MISHAWAKA - Former Democratic state legislator and local businessman Burnett C. Bauer, father of current and longtime state Rep. B. Patrick Bauer, died Friday at St. Joseph Regional Medical Center. The Granger resident and founder of Bauer Soft Water was 95.
Driven by his strong Catholic faith and a desire to improve the quality of life in Indiana, Burnett Bauer decided in his 40s to enter politics. Beginning in the mid-1960s, he served 10 years in the Indiana General Assembly, first as a representative and then as a senator. He also ran unsuccessfully in the 1971 South Bend Democratic mayoral primary, finishing third.
As a legislator, he introduced some of the first environmental legislation in the state. He pushed for tougher rules regarding the application of pesticides and a ban on DDT. He also authored a law, enacted in 1971, that limited the phosphate contents of detergents sold or used in the state.
Locally, he supported efforts to clean up the St. Joseph River and touted the benefits of natural foods and organic farming.
"He was from North Dakota and rural Minnesota, so he knew about clean air and clean water," Pat Bauer said. "So he learned about water and about air just by being out in cleaner environments."
A pro-life Catholic, Burnett Bauer nonetheless clashed with the Democratic Party on the issue of abortion. "The support of the leadership of the national Democratic Party of abortion on demand is contrary to the basic principles on which the party was founded, and, unless changed, will destroy the party," he said in a statement to the 1980 National Right to Life Convention in Anaheim, Calif.
After just one term as senator, Bauer lost the 1976 Democratic primary to South Bend resident Douglas Hunt. Hunt again defeated Bauer in 1980. The race was bitter. Bauer criticized Hunt for driving a foreign car. Hunt said it was built in Pennsylvania and accused Bauer of being "willing to claw anyone's face in your lunge for public office."
"In any political campaign you have sparks flying," Hunt, a partner with Holladay properties, recalled Monday. "We just ran against each other as opponents twice, and since I ended up winning, he, I suppose like anybody, was a little resentful.
"Certainly, when we saw each other in subsequent years, we were really cordial to each other," he added.
As a legislator, Pat Bauer described his father as a "hard worker" and a creative thinker.
"He was coming up with new ideas all the time," he said.
He said his father influenced his decision to enter politics.
"I learned you can make a difference," he said.
At home, Burnett Bauer was a supportive and loving father and an avid traveler, his son said. Pat Bauer recalled a family vacation to the West Coast.
"He (Burnett Bauer) won a station wagon for being the top Lindsay (Automatic Water Softener) dealer in the country." he said. "I think there were seven of us kids at the time.

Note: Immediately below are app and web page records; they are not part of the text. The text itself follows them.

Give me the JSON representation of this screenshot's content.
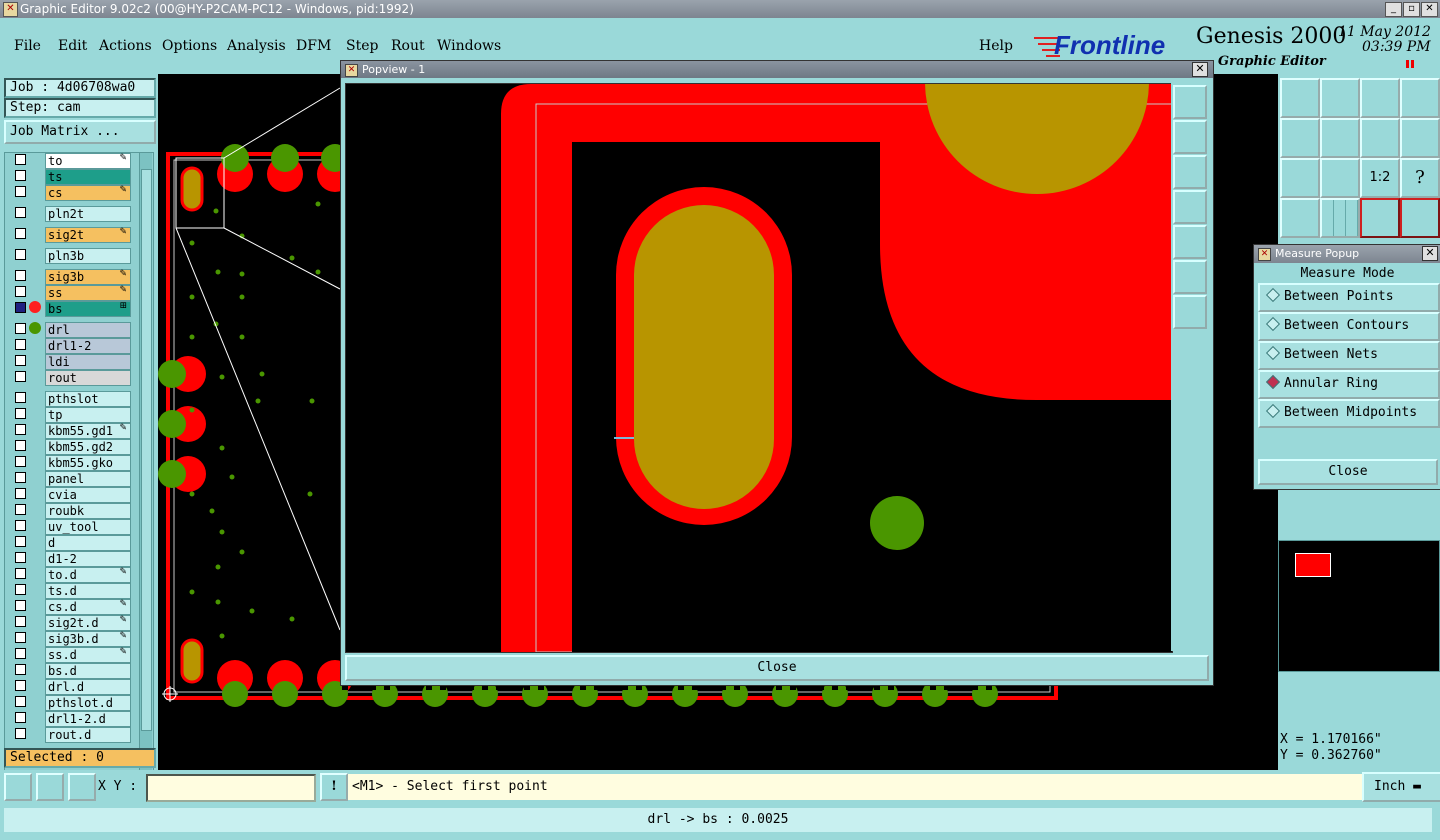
{
  "window": {
    "title": "Graphic Editor 9.02c2 (00@HY-P2CAM-PC12 - Windows, pid:1992)"
  },
  "menu": {
    "items": [
      "File",
      "Edit",
      "Actions",
      "Options",
      "Analysis",
      "DFM",
      "Step",
      "Rout",
      "Windows"
    ],
    "help": "Help"
  },
  "brand": {
    "logo": "Frontline",
    "product": "Genesis 2000",
    "subtitle": "Graphic Editor",
    "date": "11 May 2012",
    "time": "03:39 PM"
  },
  "job": {
    "job_label": "Job : 4d06708wa0",
    "step_label": "Step: cam",
    "matrix_button": "Job Matrix ..."
  },
  "layers": [
    {
      "name": "to",
      "color": "#ffffff",
      "mark": "✎"
    },
    {
      "name": "ts",
      "color": "#1e9e8a",
      "mark": ""
    },
    {
      "name": "cs",
      "color": "#f5c060",
      "mark": "✎"
    },
    {
      "name": "pln2t",
      "color": "#c8f0f0",
      "mark": ""
    },
    {
      "name": "sig2t",
      "color": "#f5c060",
      "mark": "✎"
    },
    {
      "name": "pln3b",
      "color": "#c8f0f0",
      "mark": ""
    },
    {
      "name": "sig3b",
      "color": "#f5c060",
      "mark": "✎"
    },
    {
      "name": "ss",
      "color": "#f5c060",
      "mark": "✎"
    },
    {
      "name": "bs",
      "color": "#1e9e8a",
      "mark": "⊞"
    },
    {
      "name": "drl",
      "color": "#b8c8d8",
      "mark": ""
    },
    {
      "name": "drl1-2",
      "color": "#b8c8d8",
      "mark": ""
    },
    {
      "name": "ldi",
      "color": "#b8c8d8",
      "mark": ""
    },
    {
      "name": "rout",
      "color": "#d8d8d8",
      "mark": ""
    },
    {
      "name": "pthslot",
      "color": "#c8f0f0",
      "mark": ""
    },
    {
      "name": "tp",
      "color": "#c8f0f0",
      "mark": ""
    },
    {
      "name": "kbm55.gd1",
      "color": "#c8f0f0",
      "mark": "✎"
    },
    {
      "name": "kbm55.gd2",
      "color": "#c8f0f0",
      "mark": ""
    },
    {
      "name": "kbm55.gko",
      "color": "#c8f0f0",
      "mark": ""
    },
    {
      "name": "panel",
      "color": "#c8f0f0",
      "mark": ""
    },
    {
      "name": "cvia",
      "color": "#c8f0f0",
      "mark": ""
    },
    {
      "name": "roubk",
      "color": "#c8f0f0",
      "mark": ""
    },
    {
      "name": "uv_tool",
      "color": "#c8f0f0",
      "mark": ""
    },
    {
      "name": "d",
      "color": "#c8f0f0",
      "mark": ""
    },
    {
      "name": "d1-2",
      "color": "#c8f0f0",
      "mark": ""
    },
    {
      "name": "to.d",
      "color": "#c8f0f0",
      "mark": "✎"
    },
    {
      "name": "ts.d",
      "color": "#c8f0f0",
      "mark": ""
    },
    {
      "name": "cs.d",
      "color": "#c8f0f0",
      "mark": "✎"
    },
    {
      "name": "sig2t.d",
      "color": "#c8f0f0",
      "mark": "✎"
    },
    {
      "name": "sig3b.d",
      "color": "#c8f0f0",
      "mark": "✎"
    },
    {
      "name": "ss.d",
      "color": "#c8f0f0",
      "mark": "✎"
    },
    {
      "name": "bs.d",
      "color": "#c8f0f0",
      "mark": ""
    },
    {
      "name": "drl.d",
      "color": "#c8f0f0",
      "mark": ""
    },
    {
      "name": "pthslot.d",
      "color": "#c8f0f0",
      "mark": ""
    },
    {
      "name": "drl1-2.d",
      "color": "#c8f0f0",
      "mark": ""
    },
    {
      "name": "rout.d",
      "color": "#c8f0f0",
      "mark": ""
    }
  ],
  "selected": "Selected : 0",
  "popview": {
    "title": "Popview - 1",
    "close_label": "Close"
  },
  "measure": {
    "title": "Measure Popup",
    "mode_label": "Measure Mode",
    "options": [
      "Between Points",
      "Between Contours",
      "Between Nets",
      "Annular Ring",
      "Between Midpoints"
    ],
    "selected": "Annular Ring",
    "close_label": "Close"
  },
  "coords": {
    "x": "X = 1.170166\"",
    "y": "Y = 0.362760\""
  },
  "status": {
    "xy_label": "X Y :",
    "xy_value": "",
    "prompt": "<M1> - Select first point",
    "units": "Inch",
    "result": "drl -> bs : 0.0025"
  },
  "colors": {
    "panel": "#9ad9d9",
    "copper": "#ff0000",
    "pad": "#b89500",
    "drill": "#4a9600"
  }
}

We took the station wagon from South Bend, Ind., to California, and boy, that was an adventure ... we stopped at every historical marker along the way."
Burnett Bauer also played the harmonica and liked to sing, his son said.
"He was very interested in everything," he said. "Music, culture, other countries, different languages, business ... everything."
Born July 23, 1916, in Underwood, N.D., Burnett Bauer attended Good Thunder High School in Good Thunder, Minn., and then the University of Notre Dame, where he played baseball and football prior to graduating in 1938.
After graduation, he enrolled in graduate school at the university. He met Helene Genevieve Cryan, a professor of speech and drama at Saint Mary's College, during that time. The two married on April 14, 1941, in Kalamazoo, Mich.
According to Pat Bauer, in attending Notre Dame, his father passed on a scholarship to the University of North Dakota.
"I just think Notre Dame fit into some world he had never known," he said, "plus he liked the intellectual challenge ... and the spirituality of it."
A Sagamore of the Wabash recipient in recognition of his service to the state, Burnett Bauer was a longtime member of Little Flower Catholic Church in South Bend and was active in several local clubs and organizations. He and his wife co-founded the Christian Family Movement.
He also helped found St. Joseph's Catholic High School in South Bend and the former St. Mary's Campus School, his son said.
Aside from Pat Bauer, Burnett Bauer is survived by eight children, 18 grandchildren, 12 great-grandchildren, four sisters, and one brother. He was preceded in death, in addition to his parents and Helene, by one daughter and his second wife, Vicky Kelly Bauer.
Staff writer Erin Blasko: